This morning (Sunday) I ran out to get the San Francisco Chronicle, bought fruit, and then dropped off a library book, mailed a letter, and parked in front of CVS, waiting for the pharmacy to open.
Why not run errands later, you ask? Because the Chronicle sells out fairly early, so I settled in with the paper and the radio to wait for fifteen minutes.
While waiting in my car, I heard the radio deejay say that because of the pandemic, sales of two things that people use have dropped 30% and 28%. The crafty deejay said he would reveal the answer after three more songs. I had the car turned off but the radio still going because I wanted to know the answer.
My first guess was gasoline.
I was wrong.
Think of social distancing. Think of people wearing masks. Because of those two things that we have to do, guess what people don’t need anymore? That’s right, breath mints and gum.
It makes sense. I used to dab on some lipstick right before I entered a business establishment. I always carry an extra tube in my car for that very reason, so I don’t have to go digging for it in my purse.

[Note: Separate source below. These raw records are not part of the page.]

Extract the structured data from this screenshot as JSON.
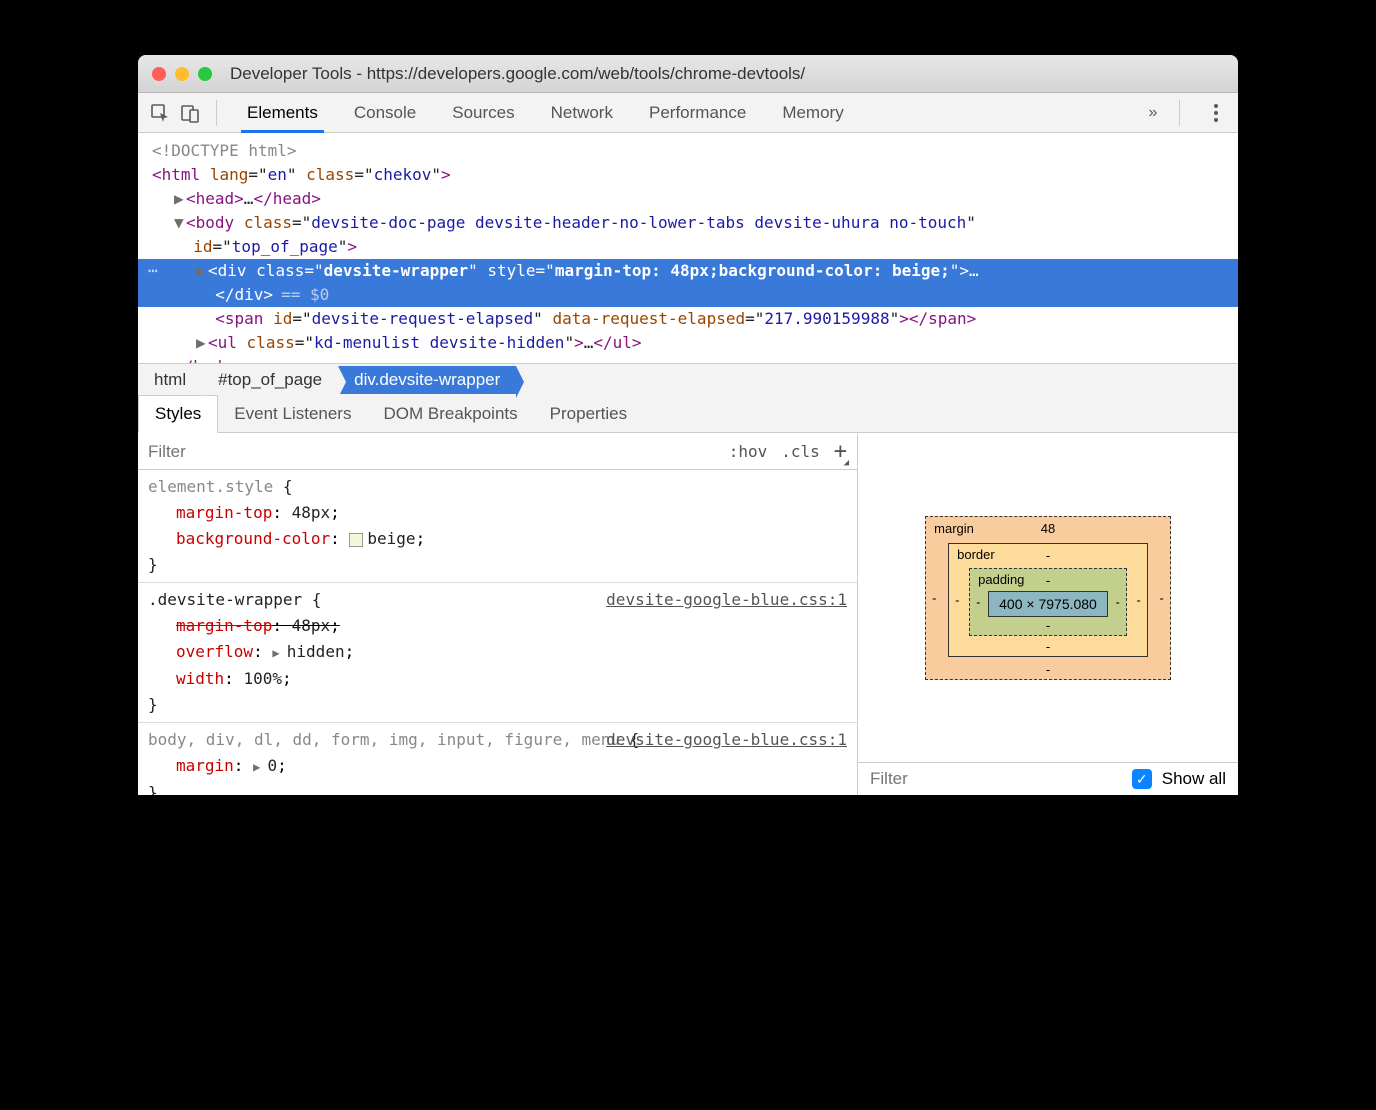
{
  "window": {
    "title": "Developer Tools - https://developers.google.com/web/tools/chrome-devtools/"
  },
  "tabs": [
    "Elements",
    "Console",
    "Sources",
    "Network",
    "Performance",
    "Memory"
  ],
  "activeTab": "Elements",
  "dom": {
    "doctype": "<!DOCTYPE html>",
    "html_open": "<html lang=\"en\" class=\"chekov\">",
    "head": "<head>…</head>",
    "body_open": "<body class=\"devsite-doc-page devsite-header-no-lower-tabs devsite-uhura no-touch\" id=\"top_of_page\">",
    "selected": "<div class=\"devsite-wrapper\" style=\"margin-top: 48px;background-color: beige;\">…</div>",
    "dollar0": "== $0",
    "span": "<span id=\"devsite-request-elapsed\" data-request-elapsed=\"217.990159988\"></span>",
    "ul": "<ul class=\"kd-menulist devsite-hidden\">…</ul>",
    "body_close": "</body>"
  },
  "breadcrumbs": [
    "html",
    "#top_of_page",
    "div.devsite-wrapper"
  ],
  "activeBreadcrumb": "div.devsite-wrapper",
  "subtabs": [
    "Styles",
    "Event Listeners",
    "DOM Breakpoints",
    "Properties"
  ],
  "activeSubtab": "Styles",
  "filter": {
    "placeholder": "Filter",
    "hov": ":hov",
    "cls": ".cls"
  },
  "rules": [
    {
      "selector": "element.style",
      "dark": false,
      "props": [
        {
          "name": "margin-top",
          "val": "48px",
          "strike": false,
          "swatch": false,
          "tri": false
        },
        {
          "name": "background-color",
          "val": "beige",
          "strike": false,
          "swatch": true,
          "tri": false
        }
      ],
      "source": null
    },
    {
      "selector": ".devsite-wrapper",
      "dark": true,
      "props": [
        {
          "name": "margin-top",
          "val": "48px",
          "strike": true,
          "swatch": false,
          "tri": false
        },
        {
          "name": "overflow",
          "val": "hidden",
          "strike": false,
          "swatch": false,
          "tri": true
        },
        {
          "name": "width",
          "val": "100%",
          "strike": false,
          "swatch": false,
          "tri": false
        }
      ],
      "source": "devsite-google-blue.css:1"
    },
    {
      "selector": "body, div, dl, dd, form, img, input, figure, menu",
      "dark": false,
      "props": [
        {
          "name": "margin",
          "val": "0",
          "strike": false,
          "swatch": false,
          "tri": true
        }
      ],
      "source": "devsite-google-blue.css:1"
    }
  ],
  "boxModel": {
    "marginLabel": "margin",
    "borderLabel": "border",
    "paddingLabel": "padding",
    "marginTop": "48",
    "marginRight": "-",
    "marginBottom": "-",
    "marginLeft": "-",
    "borderTop": "-",
    "borderRight": "-",
    "borderBottom": "-",
    "borderLeft": "-",
    "paddingTop": "-",
    "paddingRight": "-",
    "paddingBottom": "-",
    "paddingLeft": "-",
    "content": "400 × 7975.080"
  },
  "computedFilter": {
    "placeholder": "Filter",
    "showAll": "Show all"
  }
}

Newsflash, lipstick kept in the car on a hot summer day is not a great idea. It goes on like butter, but sometimes it breaks in two or melts away.
But I digress.
Who needs lipstick anymore when going out? Now I put on my mask, carry my glasses, because they steam up, enter the grocery store, put on my glasses so I can see how much apples cost, buy my fruit and paper, pay in cash so I don’t have to touch the dirty credit card swipey thingie, and voila, I have survived a trip to the store.
The deejay made a joke that there is lots of stinky breath out there, folks. The good news is, we don’t have to smell it. We are barricaded behind all kinds of masks – made from fun fabrics or t-shirts, in various shapes and sizes. What kills me are the people who wear the mask only over the mouth, and their noses are hanging out.
On another note, my daughter got married yesterday on the opposite coast. Because of the pandemic, I didn’t get to go. It’s traumatic for a mom to miss a child’s wedding. I did get photos and permission to post them on Facebook. Over 100 people commented, mostly with congratulations and many with empathy and kind words for me. That made me feel better.
I know they’ll do it again for their guests a year from now (if there’s a vaccine by then). But still, I had the airline ticket, the hotel reservation, my dress selected, and a week planned out to see where two of my children work and live.
I did it all on the first of February. When the month was over, doctors were telling me not to take my sister out in public and to avoid large gatherings.
Here we are, three months later, with no end in sight. We are distracted from the pandemic today because of the senseless death of an unarmed black man at the hands of a police officer, a tragedy that has brought thousands of protestors across the country to march, chant, yell, scream, and some opportunists or paid insurgents to loot, vandalize, and destroy.
The wedding is a bright light in an otherwise crappy world. Not forever crappy, I hope, but for this moment in time.